[Stored items from a collection]
+ + +
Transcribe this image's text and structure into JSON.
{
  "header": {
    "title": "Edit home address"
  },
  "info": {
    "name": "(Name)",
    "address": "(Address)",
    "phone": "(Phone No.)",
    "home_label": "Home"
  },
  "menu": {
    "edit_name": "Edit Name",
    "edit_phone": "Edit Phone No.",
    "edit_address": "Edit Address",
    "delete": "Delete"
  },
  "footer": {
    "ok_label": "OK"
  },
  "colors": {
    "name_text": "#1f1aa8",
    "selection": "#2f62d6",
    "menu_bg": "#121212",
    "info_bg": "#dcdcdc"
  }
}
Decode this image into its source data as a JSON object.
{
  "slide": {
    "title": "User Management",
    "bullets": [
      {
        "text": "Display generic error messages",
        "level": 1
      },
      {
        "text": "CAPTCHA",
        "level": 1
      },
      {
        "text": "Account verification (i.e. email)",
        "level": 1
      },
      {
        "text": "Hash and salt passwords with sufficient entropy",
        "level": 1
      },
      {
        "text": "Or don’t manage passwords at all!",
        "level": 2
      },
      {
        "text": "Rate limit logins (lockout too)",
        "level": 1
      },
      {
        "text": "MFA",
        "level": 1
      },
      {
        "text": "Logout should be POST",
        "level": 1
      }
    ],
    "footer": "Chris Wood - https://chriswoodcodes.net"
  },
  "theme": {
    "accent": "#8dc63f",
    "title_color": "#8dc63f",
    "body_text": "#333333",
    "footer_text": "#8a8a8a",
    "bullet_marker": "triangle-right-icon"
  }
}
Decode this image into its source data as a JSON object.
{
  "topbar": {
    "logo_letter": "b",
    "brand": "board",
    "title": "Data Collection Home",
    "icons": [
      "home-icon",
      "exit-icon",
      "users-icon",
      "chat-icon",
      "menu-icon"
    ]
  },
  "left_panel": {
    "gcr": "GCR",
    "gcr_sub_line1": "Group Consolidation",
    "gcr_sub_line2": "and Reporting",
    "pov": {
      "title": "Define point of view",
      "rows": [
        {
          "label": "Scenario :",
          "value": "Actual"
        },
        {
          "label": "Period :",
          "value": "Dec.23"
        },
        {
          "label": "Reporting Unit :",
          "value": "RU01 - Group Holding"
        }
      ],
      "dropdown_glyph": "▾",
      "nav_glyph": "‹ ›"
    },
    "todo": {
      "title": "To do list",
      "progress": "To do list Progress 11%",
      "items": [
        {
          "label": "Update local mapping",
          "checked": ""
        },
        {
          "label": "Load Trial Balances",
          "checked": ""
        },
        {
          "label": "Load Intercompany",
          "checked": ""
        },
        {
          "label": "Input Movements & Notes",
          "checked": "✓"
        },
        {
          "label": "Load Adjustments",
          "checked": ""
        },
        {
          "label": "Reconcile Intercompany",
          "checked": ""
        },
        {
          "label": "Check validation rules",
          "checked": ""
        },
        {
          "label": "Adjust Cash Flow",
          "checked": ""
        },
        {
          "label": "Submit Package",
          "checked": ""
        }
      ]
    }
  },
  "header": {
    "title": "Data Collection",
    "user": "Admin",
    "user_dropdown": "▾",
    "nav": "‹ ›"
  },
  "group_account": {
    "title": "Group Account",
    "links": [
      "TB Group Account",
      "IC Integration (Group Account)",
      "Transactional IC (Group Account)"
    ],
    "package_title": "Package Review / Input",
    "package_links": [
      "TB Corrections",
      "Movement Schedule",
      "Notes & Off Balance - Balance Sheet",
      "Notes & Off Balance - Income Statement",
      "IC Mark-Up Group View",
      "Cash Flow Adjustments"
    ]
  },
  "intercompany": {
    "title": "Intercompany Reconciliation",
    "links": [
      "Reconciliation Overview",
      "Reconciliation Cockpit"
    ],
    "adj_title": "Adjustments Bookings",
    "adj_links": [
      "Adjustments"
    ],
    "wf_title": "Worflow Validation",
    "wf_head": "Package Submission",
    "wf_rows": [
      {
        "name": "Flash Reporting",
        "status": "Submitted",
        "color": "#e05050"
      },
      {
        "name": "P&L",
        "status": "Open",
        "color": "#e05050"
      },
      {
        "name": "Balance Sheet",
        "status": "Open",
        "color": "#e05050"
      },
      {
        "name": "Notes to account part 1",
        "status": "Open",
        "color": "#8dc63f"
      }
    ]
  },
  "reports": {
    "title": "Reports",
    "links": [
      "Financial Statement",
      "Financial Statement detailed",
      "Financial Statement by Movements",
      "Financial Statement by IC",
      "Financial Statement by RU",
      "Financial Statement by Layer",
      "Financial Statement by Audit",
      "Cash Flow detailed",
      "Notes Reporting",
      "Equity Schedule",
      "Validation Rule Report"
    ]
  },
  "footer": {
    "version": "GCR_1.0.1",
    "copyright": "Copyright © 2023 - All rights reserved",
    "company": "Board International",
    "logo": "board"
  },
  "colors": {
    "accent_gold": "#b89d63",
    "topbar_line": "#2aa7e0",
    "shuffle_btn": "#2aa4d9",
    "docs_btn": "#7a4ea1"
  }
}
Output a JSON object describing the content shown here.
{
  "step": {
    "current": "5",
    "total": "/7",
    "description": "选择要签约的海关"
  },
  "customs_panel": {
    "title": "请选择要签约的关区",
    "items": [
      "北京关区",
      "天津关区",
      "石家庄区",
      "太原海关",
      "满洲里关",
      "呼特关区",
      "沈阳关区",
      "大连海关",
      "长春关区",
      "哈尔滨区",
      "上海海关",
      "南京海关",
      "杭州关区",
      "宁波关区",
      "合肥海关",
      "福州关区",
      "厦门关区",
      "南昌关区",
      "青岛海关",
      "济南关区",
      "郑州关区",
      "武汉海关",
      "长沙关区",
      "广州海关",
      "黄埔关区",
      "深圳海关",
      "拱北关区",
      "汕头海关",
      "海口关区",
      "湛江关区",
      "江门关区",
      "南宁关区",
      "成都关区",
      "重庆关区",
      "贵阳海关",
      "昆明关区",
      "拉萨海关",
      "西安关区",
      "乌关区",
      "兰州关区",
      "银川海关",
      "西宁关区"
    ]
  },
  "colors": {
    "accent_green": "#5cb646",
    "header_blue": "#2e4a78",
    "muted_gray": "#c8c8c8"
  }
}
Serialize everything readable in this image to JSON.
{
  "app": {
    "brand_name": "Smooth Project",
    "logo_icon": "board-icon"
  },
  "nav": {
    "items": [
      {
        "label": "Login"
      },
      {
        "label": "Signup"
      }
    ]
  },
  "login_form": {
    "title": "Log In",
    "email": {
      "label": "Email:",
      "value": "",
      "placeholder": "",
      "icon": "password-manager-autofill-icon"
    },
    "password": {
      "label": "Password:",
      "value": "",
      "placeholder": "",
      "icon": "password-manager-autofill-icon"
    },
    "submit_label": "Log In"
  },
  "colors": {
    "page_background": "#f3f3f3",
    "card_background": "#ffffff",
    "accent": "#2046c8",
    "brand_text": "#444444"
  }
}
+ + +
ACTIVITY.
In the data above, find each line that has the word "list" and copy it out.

PROBLEM SOLUTION.
      "title": "To do list",
      "progress": "To do list Progress 11%",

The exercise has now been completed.